(Website and app data records)
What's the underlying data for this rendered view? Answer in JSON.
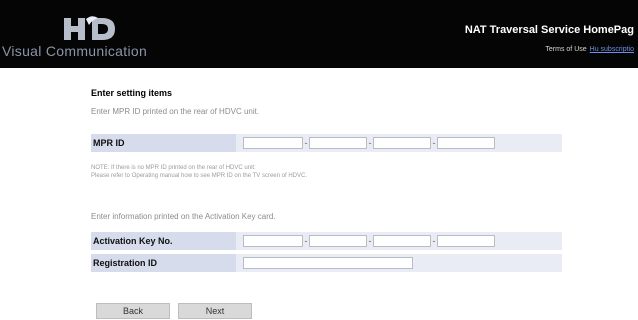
{
  "header": {
    "logo_text": "Visual Communication",
    "site_title": "NAT Traversal Service HomePag",
    "links": [
      "Terms of Use",
      "Hu subscriptio"
    ],
    "colors": {
      "bar": "#050505",
      "logo_text": "#8a95a8",
      "link": "#6f8fe8"
    }
  },
  "form": {
    "heading": "Enter setting items",
    "mpr_instruction": "Enter MPR ID printed on the rear of HDVC unit.",
    "mpr_label": "MPR ID",
    "mpr_fields": [
      "",
      "",
      "",
      ""
    ],
    "note_line1": "NOTE: If there is no MPR ID printed on the rear of HDVC unit:",
    "note_line2": "Please refer to Operating manual how to see MPR ID on the TV screen of HDVC.",
    "key_instruction": "Enter information printed on the Activation Key card.",
    "activation_label": "Activation Key No.",
    "activation_fields": [
      "",
      "",
      "",
      ""
    ],
    "registration_label": "Registration ID",
    "registration_value": ""
  },
  "buttons": {
    "back": "Back",
    "next": "Next"
  }
}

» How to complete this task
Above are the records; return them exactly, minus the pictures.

» Completed task
What's the underlying data for this rendered view? Answer in JSON.
{
  "header": {
    "logo_text": "Visual Communication",
    "site_title": "NAT Traversal Service HomePag",
    "links": [
      "Terms of Use",
      "Hu subscriptio"
    ],
    "colors": {
      "bar": "#050505",
      "logo_text": "#8a95a8",
      "link": "#6f8fe8"
    }
  },
  "form": {
    "heading": "Enter setting items",
    "mpr_instruction": "Enter MPR ID printed on the rear of HDVC unit.",
    "mpr_label": "MPR ID",
    "mpr_fields": [
      "",
      "",
      "",
      ""
    ],
    "note_line1": "NOTE: If there is no MPR ID printed on the rear of HDVC unit:",
    "note_line2": "Please refer to Operating manual how to see MPR ID on the TV screen of HDVC.",
    "key_instruction": "Enter information printed on the Activation Key card.",
    "activation_label": "Activation Key No.",
    "activation_fields": [
      "",
      "",
      "",
      ""
    ],
    "registration_label": "Registration ID",
    "registration_value": ""
  },
  "buttons": {
    "back": "Back",
    "next": "Next"
  }
}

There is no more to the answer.